*** ENTRIES SHOWN Section Begins ***
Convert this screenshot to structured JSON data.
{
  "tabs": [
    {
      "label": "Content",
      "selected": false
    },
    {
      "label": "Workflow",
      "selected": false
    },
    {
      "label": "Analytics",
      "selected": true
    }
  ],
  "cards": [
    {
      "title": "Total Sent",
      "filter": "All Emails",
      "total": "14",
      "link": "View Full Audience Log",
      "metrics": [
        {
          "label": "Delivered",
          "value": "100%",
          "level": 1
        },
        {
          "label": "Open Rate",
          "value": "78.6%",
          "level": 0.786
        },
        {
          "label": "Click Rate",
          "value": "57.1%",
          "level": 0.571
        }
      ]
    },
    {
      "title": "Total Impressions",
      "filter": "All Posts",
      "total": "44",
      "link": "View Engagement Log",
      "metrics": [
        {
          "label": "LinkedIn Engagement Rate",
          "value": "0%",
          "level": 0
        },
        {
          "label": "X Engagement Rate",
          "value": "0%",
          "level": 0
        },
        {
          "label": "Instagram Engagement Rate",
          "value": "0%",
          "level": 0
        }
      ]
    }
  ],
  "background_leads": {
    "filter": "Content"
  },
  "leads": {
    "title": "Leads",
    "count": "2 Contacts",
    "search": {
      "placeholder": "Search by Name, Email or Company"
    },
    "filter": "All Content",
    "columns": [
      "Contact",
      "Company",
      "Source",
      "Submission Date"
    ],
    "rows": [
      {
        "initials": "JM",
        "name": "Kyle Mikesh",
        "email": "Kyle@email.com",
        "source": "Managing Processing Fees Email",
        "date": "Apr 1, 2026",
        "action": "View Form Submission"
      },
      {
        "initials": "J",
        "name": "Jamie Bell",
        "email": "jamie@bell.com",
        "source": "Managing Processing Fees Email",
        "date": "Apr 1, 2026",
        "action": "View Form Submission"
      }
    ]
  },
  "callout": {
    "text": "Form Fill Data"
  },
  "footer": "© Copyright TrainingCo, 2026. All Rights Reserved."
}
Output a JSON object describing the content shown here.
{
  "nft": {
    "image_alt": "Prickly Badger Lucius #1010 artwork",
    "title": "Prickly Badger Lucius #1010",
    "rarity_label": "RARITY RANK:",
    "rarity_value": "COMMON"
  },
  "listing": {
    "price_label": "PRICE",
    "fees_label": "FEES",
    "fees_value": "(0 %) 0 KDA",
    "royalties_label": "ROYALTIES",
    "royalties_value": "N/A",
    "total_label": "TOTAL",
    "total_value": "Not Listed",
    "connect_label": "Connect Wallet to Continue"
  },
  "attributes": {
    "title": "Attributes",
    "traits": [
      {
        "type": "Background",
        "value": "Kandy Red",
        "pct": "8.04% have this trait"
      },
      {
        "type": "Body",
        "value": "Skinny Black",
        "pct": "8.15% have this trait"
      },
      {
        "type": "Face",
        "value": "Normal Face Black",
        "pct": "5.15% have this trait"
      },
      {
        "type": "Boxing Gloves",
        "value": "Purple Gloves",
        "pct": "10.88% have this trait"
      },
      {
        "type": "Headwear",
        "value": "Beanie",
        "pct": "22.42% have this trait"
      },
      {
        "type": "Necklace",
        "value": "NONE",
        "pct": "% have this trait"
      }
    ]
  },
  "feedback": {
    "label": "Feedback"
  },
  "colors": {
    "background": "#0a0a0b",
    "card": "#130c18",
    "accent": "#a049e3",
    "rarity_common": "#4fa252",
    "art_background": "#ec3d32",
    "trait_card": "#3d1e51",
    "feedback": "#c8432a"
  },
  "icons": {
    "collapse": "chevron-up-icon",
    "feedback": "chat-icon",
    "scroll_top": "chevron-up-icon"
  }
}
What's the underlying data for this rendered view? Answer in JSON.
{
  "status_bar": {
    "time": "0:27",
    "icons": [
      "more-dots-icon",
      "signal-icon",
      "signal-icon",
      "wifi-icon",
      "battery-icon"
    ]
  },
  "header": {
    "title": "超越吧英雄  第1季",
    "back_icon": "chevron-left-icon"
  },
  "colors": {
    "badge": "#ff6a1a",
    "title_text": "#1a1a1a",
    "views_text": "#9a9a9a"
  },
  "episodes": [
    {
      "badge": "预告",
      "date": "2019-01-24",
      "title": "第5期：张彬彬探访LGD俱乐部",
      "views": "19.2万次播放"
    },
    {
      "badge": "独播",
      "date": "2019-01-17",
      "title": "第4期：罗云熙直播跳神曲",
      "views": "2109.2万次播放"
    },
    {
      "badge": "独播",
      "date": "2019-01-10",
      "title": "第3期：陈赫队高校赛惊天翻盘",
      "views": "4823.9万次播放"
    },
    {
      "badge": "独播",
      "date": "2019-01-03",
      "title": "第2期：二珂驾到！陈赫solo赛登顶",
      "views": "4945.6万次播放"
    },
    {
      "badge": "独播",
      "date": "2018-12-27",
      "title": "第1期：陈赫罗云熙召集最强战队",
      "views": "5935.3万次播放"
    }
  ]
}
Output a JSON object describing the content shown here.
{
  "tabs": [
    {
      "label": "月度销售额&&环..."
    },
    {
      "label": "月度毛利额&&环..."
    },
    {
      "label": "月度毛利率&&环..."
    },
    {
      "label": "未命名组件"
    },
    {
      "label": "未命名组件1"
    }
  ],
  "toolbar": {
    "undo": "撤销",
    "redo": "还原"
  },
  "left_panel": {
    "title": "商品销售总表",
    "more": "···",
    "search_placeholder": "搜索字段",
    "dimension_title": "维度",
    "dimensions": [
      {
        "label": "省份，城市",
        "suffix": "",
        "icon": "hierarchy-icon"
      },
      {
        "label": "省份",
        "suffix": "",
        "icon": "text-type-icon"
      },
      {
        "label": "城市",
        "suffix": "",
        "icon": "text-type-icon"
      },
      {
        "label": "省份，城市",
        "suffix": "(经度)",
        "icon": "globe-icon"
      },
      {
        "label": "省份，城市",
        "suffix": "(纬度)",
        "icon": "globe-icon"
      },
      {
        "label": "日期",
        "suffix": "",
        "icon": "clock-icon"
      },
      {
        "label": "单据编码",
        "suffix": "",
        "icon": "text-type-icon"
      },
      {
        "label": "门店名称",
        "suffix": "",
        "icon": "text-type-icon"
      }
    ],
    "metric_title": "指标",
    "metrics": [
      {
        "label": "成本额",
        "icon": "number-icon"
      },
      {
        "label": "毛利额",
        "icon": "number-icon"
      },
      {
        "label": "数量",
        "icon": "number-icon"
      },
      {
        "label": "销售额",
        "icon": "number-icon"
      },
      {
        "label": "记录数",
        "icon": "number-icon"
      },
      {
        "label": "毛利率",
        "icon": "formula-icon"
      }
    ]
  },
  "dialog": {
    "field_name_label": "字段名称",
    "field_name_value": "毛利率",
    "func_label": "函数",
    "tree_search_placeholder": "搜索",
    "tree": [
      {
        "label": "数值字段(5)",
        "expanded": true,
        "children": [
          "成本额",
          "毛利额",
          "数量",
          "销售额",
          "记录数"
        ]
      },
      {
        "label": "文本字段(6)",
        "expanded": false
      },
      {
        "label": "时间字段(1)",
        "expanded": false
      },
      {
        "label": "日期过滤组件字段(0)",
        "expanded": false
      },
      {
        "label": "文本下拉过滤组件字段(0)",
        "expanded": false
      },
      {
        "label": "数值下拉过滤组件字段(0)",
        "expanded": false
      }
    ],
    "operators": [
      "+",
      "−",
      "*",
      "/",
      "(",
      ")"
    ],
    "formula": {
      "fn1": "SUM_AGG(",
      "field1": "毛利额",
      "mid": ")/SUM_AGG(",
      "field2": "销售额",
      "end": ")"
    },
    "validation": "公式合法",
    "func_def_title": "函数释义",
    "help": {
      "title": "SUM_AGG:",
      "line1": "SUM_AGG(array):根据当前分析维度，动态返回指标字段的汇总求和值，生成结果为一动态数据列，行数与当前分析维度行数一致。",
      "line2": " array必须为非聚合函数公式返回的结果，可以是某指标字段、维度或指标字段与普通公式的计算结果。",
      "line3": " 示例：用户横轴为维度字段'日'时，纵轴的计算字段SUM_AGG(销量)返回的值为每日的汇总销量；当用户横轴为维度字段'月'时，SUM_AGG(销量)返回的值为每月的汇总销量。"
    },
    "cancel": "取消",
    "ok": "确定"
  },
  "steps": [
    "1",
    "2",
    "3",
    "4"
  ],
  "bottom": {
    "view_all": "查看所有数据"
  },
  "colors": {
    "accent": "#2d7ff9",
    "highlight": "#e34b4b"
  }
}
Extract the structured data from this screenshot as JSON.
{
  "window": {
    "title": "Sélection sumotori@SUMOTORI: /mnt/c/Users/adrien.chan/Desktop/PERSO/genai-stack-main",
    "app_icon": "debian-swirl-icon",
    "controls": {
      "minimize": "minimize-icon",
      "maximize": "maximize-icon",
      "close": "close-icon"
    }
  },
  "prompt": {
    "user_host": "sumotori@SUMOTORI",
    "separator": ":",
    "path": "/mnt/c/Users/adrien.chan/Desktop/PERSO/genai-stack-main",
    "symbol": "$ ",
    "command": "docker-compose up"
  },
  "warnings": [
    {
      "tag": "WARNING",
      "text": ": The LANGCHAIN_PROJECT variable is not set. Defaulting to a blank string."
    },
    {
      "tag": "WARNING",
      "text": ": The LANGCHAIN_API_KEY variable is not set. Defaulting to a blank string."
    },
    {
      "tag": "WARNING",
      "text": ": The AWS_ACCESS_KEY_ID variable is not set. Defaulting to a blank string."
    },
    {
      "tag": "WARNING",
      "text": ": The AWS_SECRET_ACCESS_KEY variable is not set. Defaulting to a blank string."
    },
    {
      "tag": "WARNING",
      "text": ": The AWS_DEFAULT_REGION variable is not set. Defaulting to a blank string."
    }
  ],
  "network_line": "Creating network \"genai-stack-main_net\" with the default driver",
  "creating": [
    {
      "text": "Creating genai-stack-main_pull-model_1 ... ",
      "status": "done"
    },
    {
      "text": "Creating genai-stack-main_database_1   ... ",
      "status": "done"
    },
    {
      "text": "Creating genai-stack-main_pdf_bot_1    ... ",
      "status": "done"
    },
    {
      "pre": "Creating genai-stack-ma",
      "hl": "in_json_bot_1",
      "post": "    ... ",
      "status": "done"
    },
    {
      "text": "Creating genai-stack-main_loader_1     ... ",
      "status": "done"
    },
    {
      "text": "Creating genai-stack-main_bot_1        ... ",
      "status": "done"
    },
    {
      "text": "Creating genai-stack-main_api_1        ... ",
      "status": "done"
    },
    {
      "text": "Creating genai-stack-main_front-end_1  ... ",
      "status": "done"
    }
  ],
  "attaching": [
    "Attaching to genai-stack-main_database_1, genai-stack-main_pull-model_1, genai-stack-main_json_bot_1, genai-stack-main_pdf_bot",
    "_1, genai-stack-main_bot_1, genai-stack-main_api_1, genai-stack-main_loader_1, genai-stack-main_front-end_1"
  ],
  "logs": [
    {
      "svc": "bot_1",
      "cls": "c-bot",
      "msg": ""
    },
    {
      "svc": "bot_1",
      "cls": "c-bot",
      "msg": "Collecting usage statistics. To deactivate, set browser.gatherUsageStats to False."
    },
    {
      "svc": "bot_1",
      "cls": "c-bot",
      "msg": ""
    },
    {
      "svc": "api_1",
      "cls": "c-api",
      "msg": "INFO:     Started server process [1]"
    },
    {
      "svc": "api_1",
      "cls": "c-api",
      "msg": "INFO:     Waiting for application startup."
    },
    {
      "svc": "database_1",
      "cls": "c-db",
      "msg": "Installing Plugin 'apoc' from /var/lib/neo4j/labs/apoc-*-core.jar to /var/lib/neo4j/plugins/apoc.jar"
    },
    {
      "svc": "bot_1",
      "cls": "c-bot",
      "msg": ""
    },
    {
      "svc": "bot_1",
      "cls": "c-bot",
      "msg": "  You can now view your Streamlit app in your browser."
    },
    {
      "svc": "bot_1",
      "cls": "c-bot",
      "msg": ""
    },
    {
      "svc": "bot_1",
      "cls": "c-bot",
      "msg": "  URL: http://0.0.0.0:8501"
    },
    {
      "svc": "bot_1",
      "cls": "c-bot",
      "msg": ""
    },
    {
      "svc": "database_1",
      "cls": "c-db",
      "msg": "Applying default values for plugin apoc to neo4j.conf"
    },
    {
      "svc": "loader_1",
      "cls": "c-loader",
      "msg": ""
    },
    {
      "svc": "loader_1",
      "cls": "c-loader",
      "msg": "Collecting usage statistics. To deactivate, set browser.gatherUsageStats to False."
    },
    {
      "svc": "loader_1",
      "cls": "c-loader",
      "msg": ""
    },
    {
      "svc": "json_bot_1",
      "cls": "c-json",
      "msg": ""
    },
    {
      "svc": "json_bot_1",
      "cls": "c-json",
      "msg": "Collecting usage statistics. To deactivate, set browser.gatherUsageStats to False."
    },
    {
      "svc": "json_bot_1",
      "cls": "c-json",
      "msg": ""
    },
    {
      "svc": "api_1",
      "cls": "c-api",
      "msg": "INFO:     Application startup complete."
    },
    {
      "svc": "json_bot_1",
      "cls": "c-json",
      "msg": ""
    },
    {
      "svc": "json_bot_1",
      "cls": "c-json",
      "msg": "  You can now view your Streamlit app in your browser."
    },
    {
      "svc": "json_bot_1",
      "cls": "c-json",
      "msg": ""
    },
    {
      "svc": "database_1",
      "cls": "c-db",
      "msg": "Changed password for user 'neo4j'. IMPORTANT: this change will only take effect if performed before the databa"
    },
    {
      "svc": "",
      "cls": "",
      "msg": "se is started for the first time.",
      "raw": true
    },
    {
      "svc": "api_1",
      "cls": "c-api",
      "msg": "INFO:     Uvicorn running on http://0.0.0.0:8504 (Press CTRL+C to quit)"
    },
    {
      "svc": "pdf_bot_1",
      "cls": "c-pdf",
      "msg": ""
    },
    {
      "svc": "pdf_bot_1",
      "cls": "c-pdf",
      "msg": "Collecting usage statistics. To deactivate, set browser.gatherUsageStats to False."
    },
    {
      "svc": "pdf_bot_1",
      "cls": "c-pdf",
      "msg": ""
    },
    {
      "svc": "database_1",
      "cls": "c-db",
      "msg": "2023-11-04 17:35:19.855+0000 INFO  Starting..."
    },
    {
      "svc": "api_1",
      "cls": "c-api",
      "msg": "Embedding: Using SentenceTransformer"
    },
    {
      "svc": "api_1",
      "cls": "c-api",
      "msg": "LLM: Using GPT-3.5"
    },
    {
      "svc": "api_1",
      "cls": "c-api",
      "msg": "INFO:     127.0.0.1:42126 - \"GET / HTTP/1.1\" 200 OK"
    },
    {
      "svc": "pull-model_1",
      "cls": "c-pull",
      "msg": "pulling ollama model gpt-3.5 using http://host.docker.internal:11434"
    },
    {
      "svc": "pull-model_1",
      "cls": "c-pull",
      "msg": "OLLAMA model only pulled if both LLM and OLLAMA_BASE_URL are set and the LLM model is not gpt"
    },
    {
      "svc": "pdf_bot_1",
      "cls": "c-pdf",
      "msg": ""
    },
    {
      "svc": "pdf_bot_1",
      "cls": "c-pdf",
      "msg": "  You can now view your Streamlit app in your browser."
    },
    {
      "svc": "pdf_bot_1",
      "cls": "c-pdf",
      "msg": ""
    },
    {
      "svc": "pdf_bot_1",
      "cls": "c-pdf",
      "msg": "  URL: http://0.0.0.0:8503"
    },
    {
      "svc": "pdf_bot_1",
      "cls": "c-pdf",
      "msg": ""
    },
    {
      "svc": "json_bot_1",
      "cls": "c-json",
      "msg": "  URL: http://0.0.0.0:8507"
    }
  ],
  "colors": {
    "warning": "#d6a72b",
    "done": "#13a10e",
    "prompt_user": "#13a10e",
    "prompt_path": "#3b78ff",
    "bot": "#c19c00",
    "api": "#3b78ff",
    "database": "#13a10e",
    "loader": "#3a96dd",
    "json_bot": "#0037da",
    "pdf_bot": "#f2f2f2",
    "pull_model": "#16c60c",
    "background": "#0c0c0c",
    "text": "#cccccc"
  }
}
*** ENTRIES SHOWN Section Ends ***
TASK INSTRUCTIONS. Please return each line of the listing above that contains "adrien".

TASK RESULT.
    "title": "Sélection sumotori@SUMOTORI: /mnt/c/Users/adrien.chan/Desktop/PERSO/genai-stack-main",
    "path": "/mnt/c/Users/adrien.chan/Desktop/PERSO/genai-stack-main",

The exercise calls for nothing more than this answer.